The purpose of using circulators with NF meters.It is well known that the impedance of a noise head changes between the on and the off state. That causes the gain of the LNA under test to change and that change affects the Y-factor (the power ratio) that the instrument computes the NF from.
The error caused by the impedance variations of the noise head can be minimized by making the input impedance of the amplifier under test very close to 50 ohms.
For development of a front end for use on 1296 MHz it is desireable to be able to compare NF values with very high accuracy because of the extremely low sky temperature on this band. Only about 3 K. To clearly see the effect of changes it is desireable to be able to measure noise temperatures within 0.1 K which corresponds to 0.0014 dB on the NF.
That kind of accuracy is not obtainable even by usage of matched amplifiers. The best amplifiers use GaAs FETs. Those devices are voltage sensors that absorb very little energy. Without feedback the input return loss would be close to zero. Nearly all the energy from the antenna would be reflected back to the antenna by the LNA.
By use of noiseless feedback one can feed a suitable amount of the amplified signal back to the antenna to cancel the wave reflected back by the FET. The price to pay is that the gain becomes lower which makes the noise contribution from the second stage larger.
The setup with circulators.By use of two cascaded circulators one can easily isolate the noise head by 80 dB by some tweaking with magnets. That provides adequate isolation from the impedance variations and allows the usage of a noise head with 15 dB ENR. The circulators have to be followed by an attenuator to isolate the test object from the circulators. Without the attenuator the test object would otherwise see extremely high SWR at large offsets from the frequency of operation which could lead to oscillations.
The attenuator for which a suitable value is 3 dB has to be thermally isolated from the test object by a cable of suitable length. Otherwise the temperature of the attenuator will be affected when different test objects are connected to it. By use of a semi-rigid cable one can also use this cable to tune the impedance at the test port to 50 ohms precisely. Figure 1 shows the set-up.

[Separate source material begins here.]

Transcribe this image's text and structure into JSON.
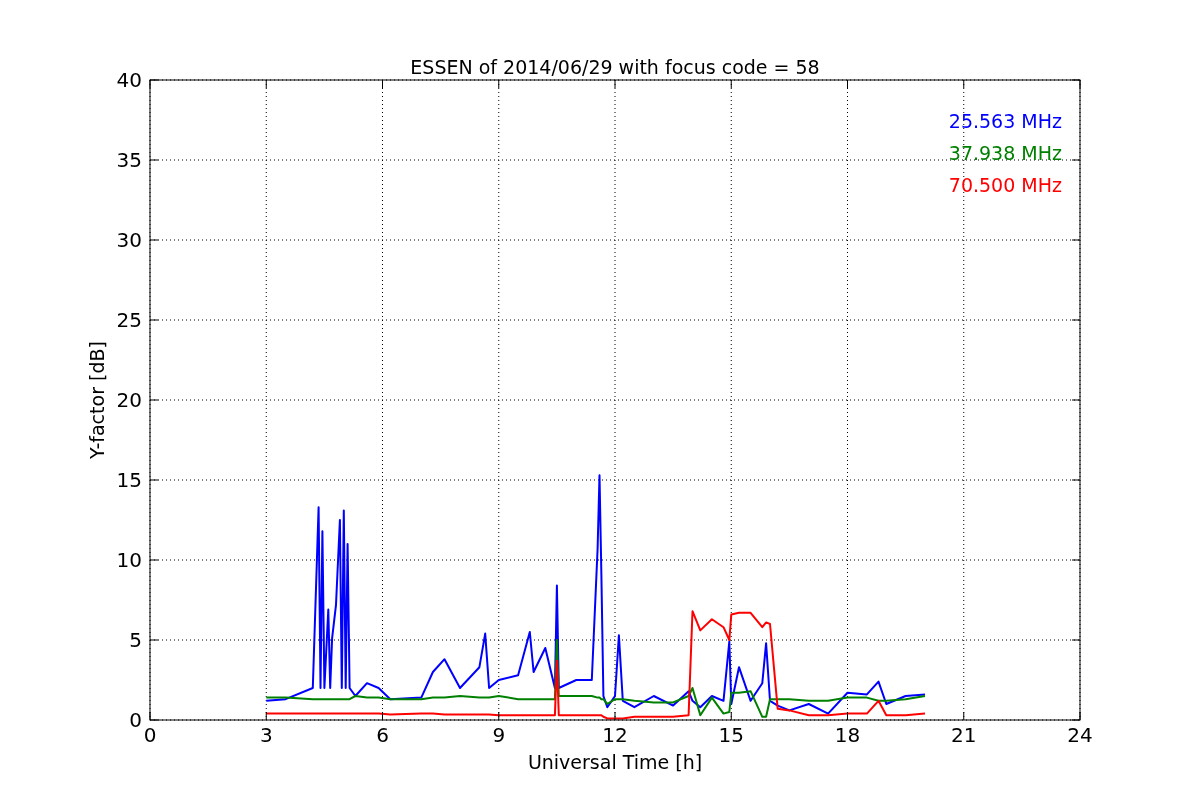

|Figure 1. The circulator arrangement for precise NF measurements.|
The base plate is 20 mm thick aluminium, four layers of 5 mm aluminium bolted together. The noise head is in good thermal contact with the base plate. three thermally conducting compressible isolators intended for TO3 transistors make sure that the aluminium body of the noise head is in good thermal contact with the base plate. A precision thermometer is attached to the front surface of the noise head. The platinum sensor is inserted with some silicon grease into a copper tube that is glued to the noise head. The 3 dB attenuator has another precision thermometer. The semirigid cable from the attenuator has a variable capacitor that can be adjusted to squeeze the cable by the appropriate amount on the appropriate position along the cable.
Manual measurement.With the below procedure one obtains noise figure readings that are reproducible witin about 0.02 dB provided that the temperature is nearly constant. The procedure requires that the ENR value of the noise head does not change with temperature (Which is not true below about 23 degrees C for the particular noise head I have studied) and that the attenuation of the circulators, the attenuator and the cables does not change with the temperature. These assumptions are reasonable in the temperature range 23 to 28 degrees with the particular setup I have been using.
The set-up for the procedure is like this:
Use the buttons on the 8970 to set the desired number of averages and to set the frequency of operation. Then feed in the correct temperatures for the noise head and for the attenuator after the noise head. by use of the special functions 6.0 and 34.3 With an averaging number of 512 the reading should be stable to within 0.1 K provided that the temperatures are stable enough to not change by more than 0.1 degree over the time span of several measurements.